Booklice are a subspecies of lice that are often mistaken for silverfish due to their grey hue and comparable body size. However, they are not as swift as silverfish and have distinct shapes.
Booklice prefer to consume mold, unlike silverfish, which feed on dead insects, paper, sugar, and adhesives. Recognizing the differences in appearance, movement, and feeding habits between booklice and silverfish can help in accurately identifying these insects and addressing any potential infestations.
Lacewing larvae are elongated bugs that eat insects. They have pincers similar to those of silverfish. They feed on other soft insects and are sometimes referred to as alligator bugs. Their distinguishing features include:
- Large green body
- Long, hair-like projections all over it
- Two pairs of eyes
- Two pincer-like mouthparts
These characteristics set them apart from both silverfish.
Lacewing larvae can be found in gardens, fields, and other areas that provide an abundance of soft-bodied insects for them to consume. Understanding the differences between lacewing larvae and silverfish, such as their appearance and predatory nature, can help in accurately identifying these insects and addressing any potential concerns.
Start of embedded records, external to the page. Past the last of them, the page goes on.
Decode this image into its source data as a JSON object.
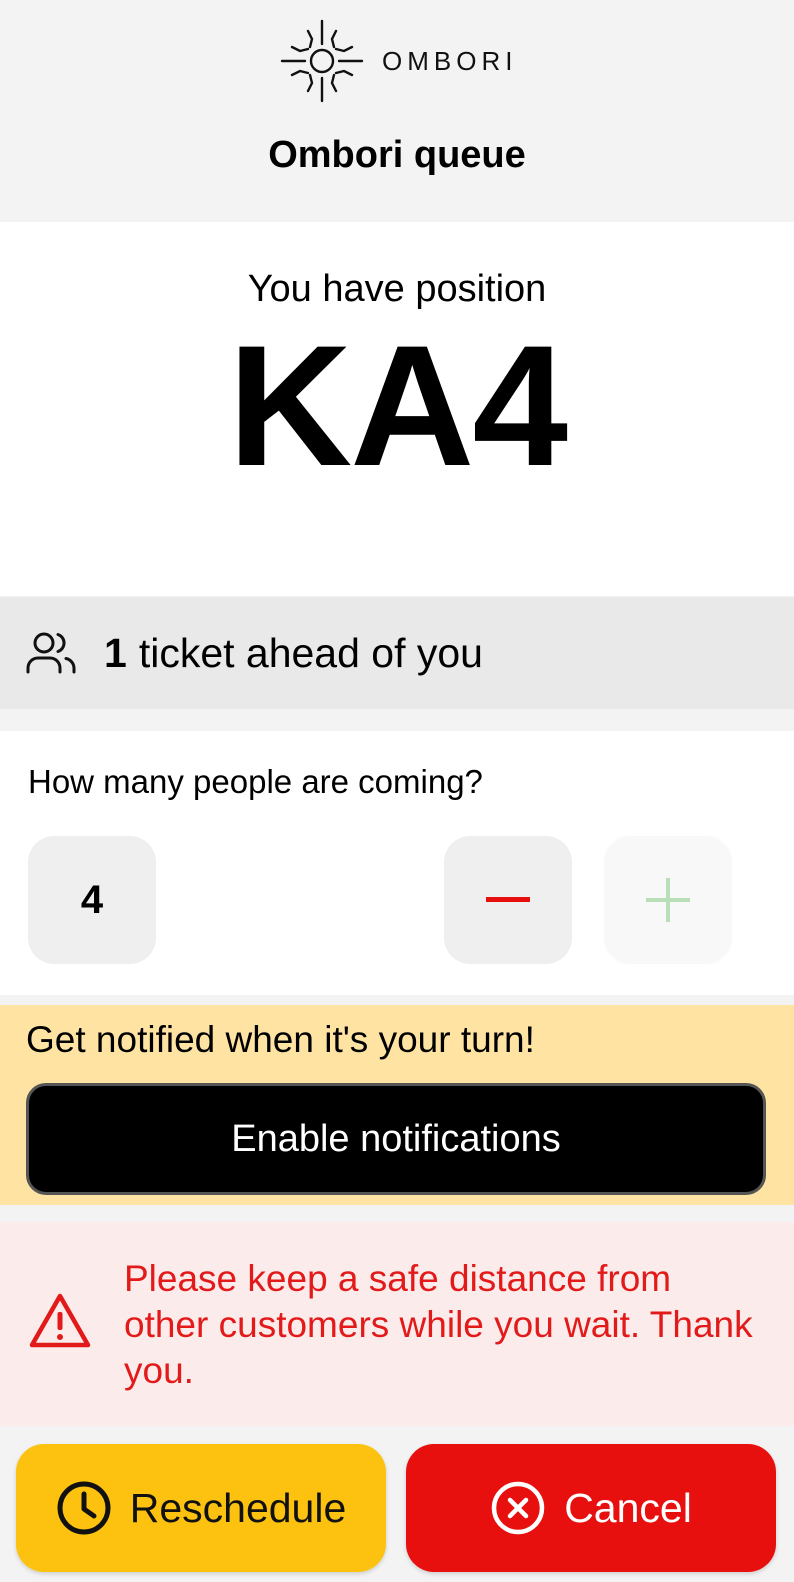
{
  "header": {
    "logo_text": "OMBORI",
    "title": "Ombori queue"
  },
  "position": {
    "label": "You have position",
    "code": "KA4"
  },
  "ahead": {
    "count": "1",
    "text": "ticket ahead of you",
    "icon": "people-icon"
  },
  "party": {
    "question": "How many people are coming?",
    "value": "4",
    "decrement_icon": "minus-icon",
    "increment_icon": "plus-icon"
  },
  "notifications": {
    "prompt": "Get notified when it's your turn!",
    "button_label": "Enable notifications"
  },
  "warning": {
    "message": "Please keep a safe distance from other customers while you wait. Thank you.",
    "icon": "warning-icon"
  },
  "actions": {
    "reschedule_label": "Reschedule",
    "reschedule_icon": "clock-icon",
    "cancel_label": "Cancel",
    "cancel_icon": "close-circle-icon"
  },
  "colors": {
    "accent_yellow": "#fcc20f",
    "danger_red": "#e8100f",
    "warning_text": "#e21a1a",
    "notify_bg": "#ffe3a3",
    "warning_bg": "#fbeceb",
    "plus_disabled": "#b9dfb9"
  }
}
Preventing and Controlling Silverfish Infestations
Silverfish infestations can be both frustrating and challenging to deal with. In this section, we’ll provide tips and methods for preventing and controlling silverfish infestations in your home.
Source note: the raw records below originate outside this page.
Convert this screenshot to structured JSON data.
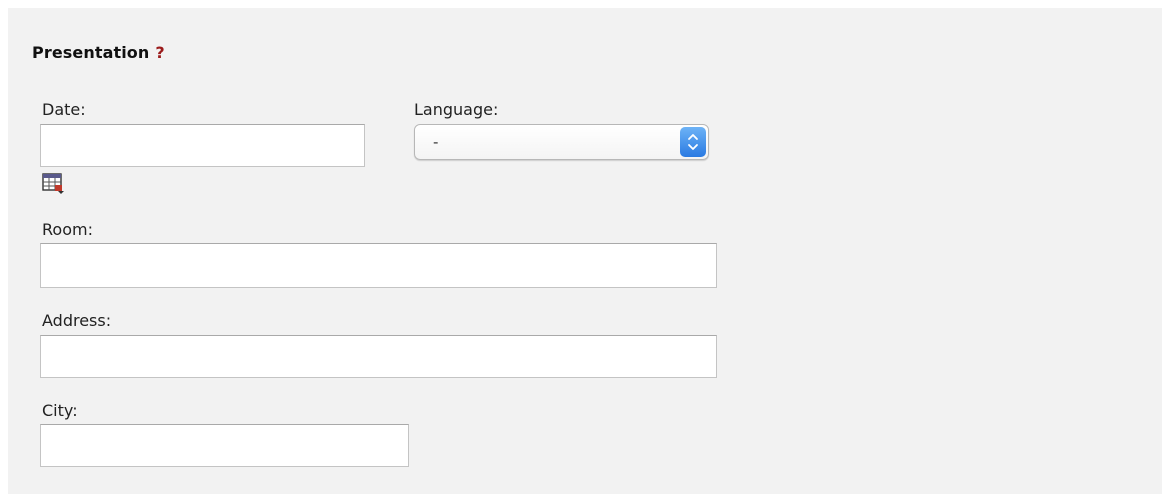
{
  "section": {
    "title": "Presentation",
    "help": "?"
  },
  "date": {
    "label": "Date:",
    "value": ""
  },
  "language": {
    "label": "Language:",
    "selected": "-"
  },
  "room": {
    "label": "Room:",
    "value": ""
  },
  "address": {
    "label": "Address:",
    "value": ""
  },
  "city": {
    "label": "City:",
    "value": ""
  },
  "icons": {
    "calendar": "calendar-icon",
    "select_arrows": "chevron-updown-icon",
    "help": "help-icon"
  },
  "colors": {
    "panel_background": "#f2f2f2",
    "help_mark": "#9b1b1b",
    "select_accent": "#2a7ae2"
  }
}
By implementing these strategies, you can protect your belongings from damage and maintain a pest-free environment.
Appropriate home maintenance is key to warding off silverfish infestations. Making your home less inviting to silverfish and other pests can be achieved by sealing cracks, lowering humidity, and maintaining cleanliness. Regular vacuuming, dusting surfaces, and promptly addressing spills or messes can help maintain cleanliness and deter silverfish from invading your living space.
To decrease the humidity in your home, you can use a dehumidifier or air conditioner, open windows to allow air circulation, and use fans to help circulate air. Caulk or expanding foam can be used to fill in any gaps or cracks in your home, preventing silverfish and other pests from gaining entry.
Natural remedies can also be effective in repelling silverfish and preventing infestations. Some options include:
- Essential oils, such as peppermint oil or lavender oil
- Sprinkling diatomaceous earth, a natural and non-toxic substance, around your home
These remedies can help keep silverfish at bay.
Other natural remedies for preventing silverfish infestations include using cinnamon sticks, borax, and even placing small sachets of dried herbs, such as rosemary or sage, in areas where silverfish are commonly found. By employing these natural methods, you can protect your home from silverfish infestations without resorting to harsh chemicals.
Final Thoughts On Bugs That Resemble Silverfish
In conclusion, understanding the characteristics, behavior, and habitat of silverfish and the various bugs that resemble them is crucial for effectively identifying and managing potential infestations. With proper home maintenance, natural remedies, and the help of pest control professionals, you can protect your home from silverfish and maintain a pest-free environment. Remember, knowledge is power – and when it comes to dealing with silverfish and their lookalikes, being well-informed is your best defense.
Frequently Asked Questions
What bug is mistaken for silverfish?
Silverfish, firebrats and earwigs are commonly mistaken for each other due to their similarities, however there are a few differences which can help differentiate them.
How can I prevent silverfish infestations in my home?
To prevent silverfish infestations in your home, ensure proper maintenance, reduce humidity, seal any cracks, and use natural remedies.
What natural remedies can help repel silverfish?
Natural remedies like vinegar, mothballs, essential oils, and diatomaceous earth can be effective in repelling silverfish.